● **WORK ITEM**
Would you set down the data below exactly as shown?

● **RECORDS SHOWN**
- - - -

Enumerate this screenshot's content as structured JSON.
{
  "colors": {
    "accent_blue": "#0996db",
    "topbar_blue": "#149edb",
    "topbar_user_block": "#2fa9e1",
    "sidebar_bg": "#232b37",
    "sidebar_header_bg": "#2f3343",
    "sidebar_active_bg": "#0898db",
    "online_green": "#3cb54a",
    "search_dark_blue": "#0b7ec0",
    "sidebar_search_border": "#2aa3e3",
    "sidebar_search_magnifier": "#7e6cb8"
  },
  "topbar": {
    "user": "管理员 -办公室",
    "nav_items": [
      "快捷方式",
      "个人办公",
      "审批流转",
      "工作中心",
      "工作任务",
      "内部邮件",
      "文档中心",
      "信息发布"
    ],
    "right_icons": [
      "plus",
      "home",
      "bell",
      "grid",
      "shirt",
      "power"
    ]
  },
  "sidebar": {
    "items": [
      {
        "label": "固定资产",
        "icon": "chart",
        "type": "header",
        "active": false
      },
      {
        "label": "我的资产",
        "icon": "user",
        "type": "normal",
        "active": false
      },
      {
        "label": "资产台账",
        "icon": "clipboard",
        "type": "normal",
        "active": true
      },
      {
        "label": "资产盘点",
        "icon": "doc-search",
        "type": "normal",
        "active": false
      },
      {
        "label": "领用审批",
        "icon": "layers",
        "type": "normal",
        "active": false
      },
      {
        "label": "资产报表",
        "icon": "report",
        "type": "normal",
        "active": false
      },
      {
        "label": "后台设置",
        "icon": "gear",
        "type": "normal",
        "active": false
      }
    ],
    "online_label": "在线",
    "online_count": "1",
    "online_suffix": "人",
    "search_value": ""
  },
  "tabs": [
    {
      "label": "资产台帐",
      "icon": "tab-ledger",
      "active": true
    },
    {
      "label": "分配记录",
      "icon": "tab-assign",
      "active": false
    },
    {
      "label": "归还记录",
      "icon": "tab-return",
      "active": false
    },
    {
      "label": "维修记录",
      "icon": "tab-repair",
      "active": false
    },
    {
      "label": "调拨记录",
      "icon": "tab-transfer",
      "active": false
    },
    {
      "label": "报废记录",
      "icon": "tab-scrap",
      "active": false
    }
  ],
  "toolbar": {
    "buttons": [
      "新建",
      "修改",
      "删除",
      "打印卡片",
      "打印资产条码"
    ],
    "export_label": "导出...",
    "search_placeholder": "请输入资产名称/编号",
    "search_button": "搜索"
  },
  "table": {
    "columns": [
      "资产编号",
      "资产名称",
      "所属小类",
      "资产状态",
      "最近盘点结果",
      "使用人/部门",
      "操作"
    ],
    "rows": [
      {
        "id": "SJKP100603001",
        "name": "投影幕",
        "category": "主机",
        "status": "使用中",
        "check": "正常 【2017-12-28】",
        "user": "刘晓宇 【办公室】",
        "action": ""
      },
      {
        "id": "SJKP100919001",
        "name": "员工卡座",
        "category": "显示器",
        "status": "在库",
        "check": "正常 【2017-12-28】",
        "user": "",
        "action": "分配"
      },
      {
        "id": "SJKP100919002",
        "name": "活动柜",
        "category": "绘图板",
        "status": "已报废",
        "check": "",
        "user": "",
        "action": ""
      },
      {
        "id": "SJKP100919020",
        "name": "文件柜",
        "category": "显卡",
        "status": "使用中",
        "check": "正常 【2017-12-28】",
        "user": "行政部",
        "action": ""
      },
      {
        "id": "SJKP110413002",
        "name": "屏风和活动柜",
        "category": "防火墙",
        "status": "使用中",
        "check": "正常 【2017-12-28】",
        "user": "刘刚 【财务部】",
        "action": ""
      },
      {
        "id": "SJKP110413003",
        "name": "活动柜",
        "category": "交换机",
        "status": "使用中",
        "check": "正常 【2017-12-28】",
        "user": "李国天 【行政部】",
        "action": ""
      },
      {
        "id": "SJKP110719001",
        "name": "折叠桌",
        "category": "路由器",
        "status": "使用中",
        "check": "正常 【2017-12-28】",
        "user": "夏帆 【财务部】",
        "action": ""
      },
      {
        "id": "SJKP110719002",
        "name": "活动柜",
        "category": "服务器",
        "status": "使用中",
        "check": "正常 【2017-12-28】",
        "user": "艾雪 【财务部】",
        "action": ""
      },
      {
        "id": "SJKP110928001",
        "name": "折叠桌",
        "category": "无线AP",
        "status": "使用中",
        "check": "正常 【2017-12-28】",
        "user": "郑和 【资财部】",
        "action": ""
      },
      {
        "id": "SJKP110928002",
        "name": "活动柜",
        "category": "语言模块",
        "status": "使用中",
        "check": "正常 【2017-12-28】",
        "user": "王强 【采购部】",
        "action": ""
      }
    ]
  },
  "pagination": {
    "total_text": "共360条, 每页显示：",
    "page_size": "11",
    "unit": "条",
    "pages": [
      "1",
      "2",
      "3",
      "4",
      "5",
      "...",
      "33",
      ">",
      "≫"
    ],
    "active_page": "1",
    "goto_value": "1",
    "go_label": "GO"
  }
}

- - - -

● **EXERCISE RESULT**
Enumerate this screenshot's content as structured JSON.
{
  "colors": {
    "accent_blue": "#0996db",
    "topbar_blue": "#149edb",
    "topbar_user_block": "#2fa9e1",
    "sidebar_bg": "#232b37",
    "sidebar_header_bg": "#2f3343",
    "sidebar_active_bg": "#0898db",
    "online_green": "#3cb54a",
    "search_dark_blue": "#0b7ec0",
    "sidebar_search_border": "#2aa3e3",
    "sidebar_search_magnifier": "#7e6cb8"
  },
  "topbar": {
    "user": "管理员 -办公室",
    "nav_items": [
      "快捷方式",
      "个人办公",
      "审批流转",
      "工作中心",
      "工作任务",
      "内部邮件",
      "文档中心",
      "信息发布"
    ],
    "right_icons": [
      "plus",
      "home",
      "bell",
      "grid",
      "shirt",
      "power"
    ]
  },
  "sidebar": {
    "items": [
      {
        "label": "固定资产",
        "icon": "chart",
        "type": "header",
        "active": false
      },
      {
        "label": "我的资产",
        "icon": "user",
        "type": "normal",
        "active": false
      },
      {
        "label": "资产台账",
        "icon": "clipboard",
        "type": "normal",
        "active": true
      },
      {
        "label": "资产盘点",
        "icon": "doc-search",
        "type": "normal",
        "active": false
      },
      {
        "label": "领用审批",
        "icon": "layers",
        "type": "normal",
        "active": false
      },
      {
        "label": "资产报表",
        "icon": "report",
        "type": "normal",
        "active": false
      },
      {
        "label": "后台设置",
        "icon": "gear",
        "type": "normal",
        "active": false
      }
    ],
    "online_label": "在线",
    "online_count": "1",
    "online_suffix": "人",
    "search_value": ""
  },
  "tabs": [
    {
      "label": "资产台帐",
      "icon": "tab-ledger",
      "active": true
    },
    {
      "label": "分配记录",
      "icon": "tab-assign",
      "active": false
    },
    {
      "label": "归还记录",
      "icon": "tab-return",
      "active": false
    },
    {
      "label": "维修记录",
      "icon": "tab-repair",
      "active": false
    },
    {
      "label": "调拨记录",
      "icon": "tab-transfer",
      "active": false
    },
    {
      "label": "报废记录",
      "icon": "tab-scrap",
      "active": false
    }
  ],
  "toolbar": {
    "buttons": [
      "新建",
      "修改",
      "删除",
      "打印卡片",
      "打印资产条码"
    ],
    "export_label": "导出...",
    "search_placeholder": "请输入资产名称/编号",
    "search_button": "搜索"
  },
  "table": {
    "columns": [
      "资产编号",
      "资产名称",
      "所属小类",
      "资产状态",
      "最近盘点结果",
      "使用人/部门",
      "操作"
    ],
    "rows": [
      {
        "id": "SJKP100603001",
        "name": "投影幕",
        "category": "主机",
        "status": "使用中",
        "check": "正常 【2017-12-28】",
        "user": "刘晓宇 【办公室】",
        "action": ""
      },
      {
        "id": "SJKP100919001",
        "name": "员工卡座",
        "category": "显示器",
        "status": "在库",
        "check": "正常 【2017-12-28】",
        "user": "",
        "action": "分配"
      },
      {
        "id": "SJKP100919002",
        "name": "活动柜",
        "category": "绘图板",
        "status": "已报废",
        "check": "",
        "user": "",
        "action": ""
      },
      {
        "id": "SJKP100919020",
        "name": "文件柜",
        "category": "显卡",
        "status": "使用中",
        "check": "正常 【2017-12-28】",
        "user": "行政部",
        "action": ""
      },
      {
        "id": "SJKP110413002",
        "name": "屏风和活动柜",
        "category": "防火墙",
        "status": "使用中",
        "check": "正常 【2017-12-28】",
        "user": "刘刚 【财务部】",
        "action": ""
      },
      {
        "id": "SJKP110413003",
        "name": "活动柜",
        "category": "交换机",
        "status": "使用中",
        "check": "正常 【2017-12-28】",
        "user": "李国天 【行政部】",
        "action": ""
      },
      {
        "id": "SJKP110719001",
        "name": "折叠桌",
        "category": "路由器",
        "status": "使用中",
        "check": "正常 【2017-12-28】",
        "user": "夏帆 【财务部】",
        "action": ""
      },
      {
        "id": "SJKP110719002",
        "name": "活动柜",
        "category": "服务器",
        "status": "使用中",
        "check": "正常 【2017-12-28】",
        "user": "艾雪 【财务部】",
        "action": ""
      },
      {
        "id": "SJKP110928001",
        "name": "折叠桌",
        "category": "无线AP",
        "status": "使用中",
        "check": "正常 【2017-12-28】",
        "user": "郑和 【资财部】",
        "action": ""
      },
      {
        "id": "SJKP110928002",
        "name": "活动柜",
        "category": "语言模块",
        "status": "使用中",
        "check": "正常 【2017-12-28】",
        "user": "王强 【采购部】",
        "action": ""
      }
    ]
  },
  "pagination": {
    "total_text": "共360条, 每页显示：",
    "page_size": "11",
    "unit": "条",
    "pages": [
      "1",
      "2",
      "3",
      "4",
      "5",
      "...",
      "33",
      ">",
      "≫"
    ],
    "active_page": "1",
    "goto_value": "1",
    "go_label": "GO"
  }
}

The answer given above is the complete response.